After such a great response from last week’s post offering a little advice to would-be women ski bums, I’m offering here another side of the coin: the politics of relationships on the slopes.
Fellow ski journalists John Naye and Claudia Carbone put together a “He said/She said” on the sport of skiing and I’m reprinting it here with permission. I’d be thrilled to hear your reactions to this one. Here it goes: (kk)
Ski slopes can be fertile hunting grounds for the sexes, but that Mars/Venus thing can also turn those slopes into a battlefield. Ski hills are the perfect place to test compatibility, but they can also test our patience. Can you survive taking a run together, riding the chair together, and agreeing on lunch together?
Not too long ago I was discussing this subject with a female friend of mine, who happens to currently be the President of the North American Snowsports Journalists Association, a position I also held a few years ago. Claudia lives in the Colorado ski resort town of Breckenridge, and because she works as a skiing ambassador for the resort, she sees her share of skiers and riders trying to work out their gender based differences. For fun, I asked her to write some comments about skiing with men to which I could write a counter point about skiing with women. Here’s a part of that.
I love to ski with a man. I’ll take a date on the slopes over après-ski every time. But if you want to ski with this downhill diva, then pay attention. For starters, where does it say that guys have to be the leaders? You think you own the mountain. You get off the lift and zoom, you disappear. Okay, I may not always know where I am, but getting lost together could be romantic, could it not?
Guys love to talk the talk, especially in the bar the night before. Usually the ones who brag the most ski with the grace of Chewbacca. Of course, everything has got to be an unannounced contest: who can ski the fastest, the longest, the most runs, the steepest terrain. It seems that no matter how exhausted or frightened you might be, you’ll never ever admit it..
A bite of chocolate and a squirt of Gatorade isn’t lunch. I want a full sit-down meal. Besides marking the end of morning and the beginning of afternoon, lunch is an opportunity for a make-up check. You men do understand that, don’t you?
Mountain scenery takes my breath away. If you want to do the same, stop occasionally and savor the view. And speaking of scenery, don’t dress like a dork. Zip up your jacket, cut off that collection of old lift tickets, and don’t even think about wearing jeans as ski pants.
Another thing: I get so tired of hearing “Come on, you can handle this.” I’ll make that decision myself, thank you.

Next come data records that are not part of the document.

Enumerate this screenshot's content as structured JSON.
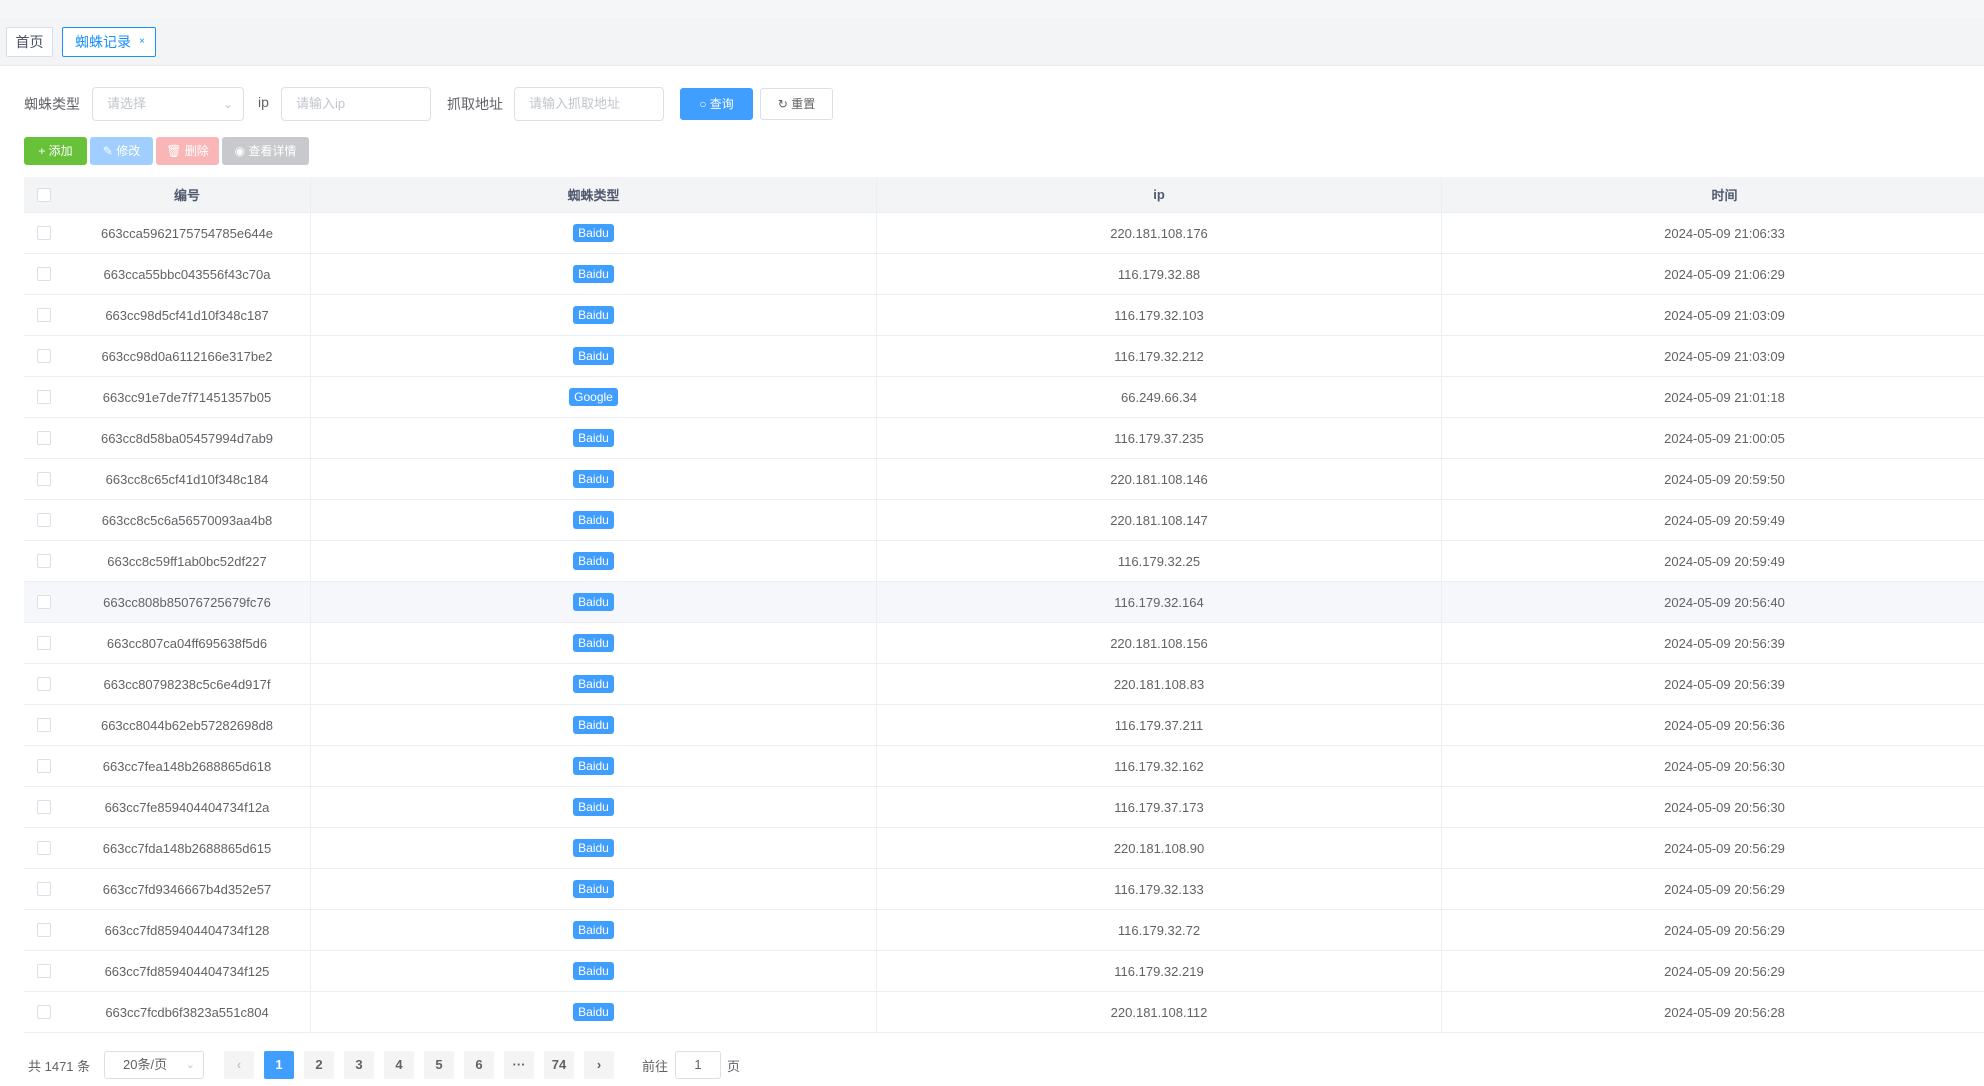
{
  "tags": {
    "home": "首页",
    "current": "蜘蛛记录",
    "close": "×"
  },
  "filters": {
    "spider_type_label": "蜘蛛类型",
    "spider_type_placeholder": "请选择",
    "ip_label": "ip",
    "ip_placeholder": "请输入ip",
    "url_label": "抓取地址",
    "url_placeholder": "请输入抓取地址",
    "search_button": "查询",
    "reset_button": "重置"
  },
  "toolbar": {
    "add": "添加",
    "edit": "修改",
    "delete": "删除",
    "view": "查看详情"
  },
  "table": {
    "columns": [
      "编号",
      "蜘蛛类型",
      "ip",
      "时间"
    ],
    "rows": [
      {
        "id": "663cca5962175754785e644e",
        "type": "Baidu",
        "ip": "220.181.108.176",
        "time": "2024-05-09 21:06:33"
      },
      {
        "id": "663cca55bbc043556f43c70a",
        "type": "Baidu",
        "ip": "116.179.32.88",
        "time": "2024-05-09 21:06:29"
      },
      {
        "id": "663cc98d5cf41d10f348c187",
        "type": "Baidu",
        "ip": "116.179.32.103",
        "time": "2024-05-09 21:03:09"
      },
      {
        "id": "663cc98d0a6112166e317be2",
        "type": "Baidu",
        "ip": "116.179.32.212",
        "time": "2024-05-09 21:03:09"
      },
      {
        "id": "663cc91e7de7f71451357b05",
        "type": "Google",
        "ip": "66.249.66.34",
        "time": "2024-05-09 21:01:18"
      },
      {
        "id": "663cc8d58ba05457994d7ab9",
        "type": "Baidu",
        "ip": "116.179.37.235",
        "time": "2024-05-09 21:00:05"
      },
      {
        "id": "663cc8c65cf41d10f348c184",
        "type": "Baidu",
        "ip": "220.181.108.146",
        "time": "2024-05-09 20:59:50"
      },
      {
        "id": "663cc8c5c6a56570093aa4b8",
        "type": "Baidu",
        "ip": "220.181.108.147",
        "time": "2024-05-09 20:59:49"
      },
      {
        "id": "663cc8c59ff1ab0bc52df227",
        "type": "Baidu",
        "ip": "116.179.32.25",
        "time": "2024-05-09 20:59:49"
      },
      {
        "id": "663cc808b85076725679fc76",
        "type": "Baidu",
        "ip": "116.179.32.164",
        "time": "2024-05-09 20:56:40"
      },
      {
        "id": "663cc807ca04ff695638f5d6",
        "type": "Baidu",
        "ip": "220.181.108.156",
        "time": "2024-05-09 20:56:39"
      },
      {
        "id": "663cc80798238c5c6e4d917f",
        "type": "Baidu",
        "ip": "220.181.108.83",
        "time": "2024-05-09 20:56:39"
      },
      {
        "id": "663cc8044b62eb57282698d8",
        "type": "Baidu",
        "ip": "116.179.37.211",
        "time": "2024-05-09 20:56:36"
      },
      {
        "id": "663cc7fea148b2688865d618",
        "type": "Baidu",
        "ip": "116.179.32.162",
        "time": "2024-05-09 20:56:30"
      },
      {
        "id": "663cc7fe859404404734f12a",
        "type": "Baidu",
        "ip": "116.179.37.173",
        "time": "2024-05-09 20:56:30"
      },
      {
        "id": "663cc7fda148b2688865d615",
        "type": "Baidu",
        "ip": "220.181.108.90",
        "time": "2024-05-09 20:56:29"
      },
      {
        "id": "663cc7fd9346667b4d352e57",
        "type": "Baidu",
        "ip": "116.179.32.133",
        "time": "2024-05-09 20:56:29"
      },
      {
        "id": "663cc7fd859404404734f128",
        "type": "Baidu",
        "ip": "116.179.32.72",
        "time": "2024-05-09 20:56:29"
      },
      {
        "id": "663cc7fd859404404734f125",
        "type": "Baidu",
        "ip": "116.179.32.219",
        "time": "2024-05-09 20:56:29"
      },
      {
        "id": "663cc7fcdb6f3823a551c804",
        "type": "Baidu",
        "ip": "220.181.108.112",
        "time": "2024-05-09 20:56:28"
      }
    ]
  },
  "pagination": {
    "total": "共 1471 条",
    "page_size": "20条/页",
    "pages": [
      "1",
      "2",
      "3",
      "4",
      "5",
      "6",
      "···",
      "74"
    ],
    "current": "1",
    "prev": "‹",
    "next": "›",
    "goto_label": "前往",
    "goto_value": "1",
    "goto_suffix": "页"
  },
  "colors": {
    "primary": "#409eff",
    "success": "#67c23a",
    "danger_light": "#fab6b6",
    "primary_light": "#a0cfff",
    "info_light": "#c8c9cc"
  }
}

If you lead me astray on the mountain, I’ll cut you off after dinner!
Now, let’s go rip it up.
Ah, get over it Claudia. If men didn’t lead the snow parade, there wouldn’t be enough ski patrollers in all of recorded history to find all the tender-gender types lost out there on the mountain. When’s the last time you actually saw a woman read and understand a trail map?
I love to ski with women too…but it’s not unconditional love. Since when did whining become an Olympic sport? It’s too cold, too hot, too steep, too foggy, too early, too late, just about too anything.

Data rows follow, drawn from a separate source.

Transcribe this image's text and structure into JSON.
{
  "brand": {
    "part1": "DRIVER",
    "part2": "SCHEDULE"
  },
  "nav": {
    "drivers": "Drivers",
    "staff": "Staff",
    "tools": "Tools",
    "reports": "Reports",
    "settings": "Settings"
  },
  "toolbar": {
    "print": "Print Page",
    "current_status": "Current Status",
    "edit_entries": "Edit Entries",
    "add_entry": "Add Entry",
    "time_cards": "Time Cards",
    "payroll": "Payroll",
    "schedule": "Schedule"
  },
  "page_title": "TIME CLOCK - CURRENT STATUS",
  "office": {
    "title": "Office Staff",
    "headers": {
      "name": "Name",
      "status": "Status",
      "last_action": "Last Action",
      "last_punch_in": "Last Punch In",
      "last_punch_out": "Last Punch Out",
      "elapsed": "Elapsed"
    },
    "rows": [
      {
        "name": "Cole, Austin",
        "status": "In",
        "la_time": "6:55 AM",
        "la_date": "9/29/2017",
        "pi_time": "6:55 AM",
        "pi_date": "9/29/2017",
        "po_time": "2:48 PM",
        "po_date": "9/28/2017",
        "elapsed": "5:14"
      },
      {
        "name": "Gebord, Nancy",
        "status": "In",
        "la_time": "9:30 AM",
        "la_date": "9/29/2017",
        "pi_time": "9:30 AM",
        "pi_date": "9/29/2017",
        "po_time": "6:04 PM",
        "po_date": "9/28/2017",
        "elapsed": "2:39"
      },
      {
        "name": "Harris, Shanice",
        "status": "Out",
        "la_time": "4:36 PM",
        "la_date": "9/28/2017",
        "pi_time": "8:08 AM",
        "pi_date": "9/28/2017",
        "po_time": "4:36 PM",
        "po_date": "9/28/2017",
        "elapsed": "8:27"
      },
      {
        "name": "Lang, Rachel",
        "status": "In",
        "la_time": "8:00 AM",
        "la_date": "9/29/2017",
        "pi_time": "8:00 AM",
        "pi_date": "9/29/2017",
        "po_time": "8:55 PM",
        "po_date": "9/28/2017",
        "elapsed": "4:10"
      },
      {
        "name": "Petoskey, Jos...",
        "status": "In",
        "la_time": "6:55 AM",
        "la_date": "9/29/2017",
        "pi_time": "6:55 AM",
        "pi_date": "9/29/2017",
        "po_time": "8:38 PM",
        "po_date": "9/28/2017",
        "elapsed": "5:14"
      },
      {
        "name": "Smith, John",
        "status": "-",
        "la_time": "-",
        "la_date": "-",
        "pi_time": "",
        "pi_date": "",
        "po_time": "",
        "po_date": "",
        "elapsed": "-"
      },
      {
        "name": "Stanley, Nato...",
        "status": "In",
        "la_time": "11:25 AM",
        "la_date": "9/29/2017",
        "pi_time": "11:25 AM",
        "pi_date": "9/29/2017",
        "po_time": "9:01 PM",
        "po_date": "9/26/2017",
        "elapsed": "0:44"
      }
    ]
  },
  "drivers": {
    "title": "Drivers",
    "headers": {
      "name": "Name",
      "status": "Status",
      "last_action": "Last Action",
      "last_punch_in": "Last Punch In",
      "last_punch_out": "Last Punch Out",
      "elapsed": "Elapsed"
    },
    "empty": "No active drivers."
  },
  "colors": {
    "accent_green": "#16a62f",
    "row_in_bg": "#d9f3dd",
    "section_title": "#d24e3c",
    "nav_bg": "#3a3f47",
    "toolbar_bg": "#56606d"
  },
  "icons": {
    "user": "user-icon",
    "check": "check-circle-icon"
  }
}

And how can there actually be “too much powder?” Why do women always want to have a leisurely breakfast on a powder day? Why am I the jerk if I want first tracks? You could happily meet me later, couldn’t you? I know you’d find that trail map handy then!
One of the biggest things that bugs me about skiing with chicks is when I ask them 500 times if they want to try something a bit more “aggressive” and they keep saying yes. Then I take them to a… BLUE run and…. HOLYMOTHEROFGOD… it all hits the fan, and I instantly go from Mr. Charm to Mr. Mean.
What happened to that women’s lib thing, you know, all that equal treatment under the law. Does the simple fact that I invited you to go skiing mean I get to pay for everything…. your lift tickets, ski rental, meals, spa bills, everything? Then, if I do, the first thing I hear is “that was an exhausting first run – I’m going to the lodge. See you at four.” Not much value for that $60 lift ticket, is it?
I don’t think you women realize your real ability. You may be the most technically sound skiers in the world – but will you push your speed a little….no way. I mean, where is the sense of adventure? Then you decide to stop and chat half-way down a run, then pout about being left behind. Save the chatter for the chairlifts, that’s what they’re for.
And one more thing. Don’t ask me – don’t ever ask me – if you look fat in stretch pants!
Thanks John and Claudia for offering your perspectives. I, too, often witness this push and pull on the slopes. Now dear readers, it’s your turn. How far has the sport tested your relationships? Hit the comment button and tell us your thoughts.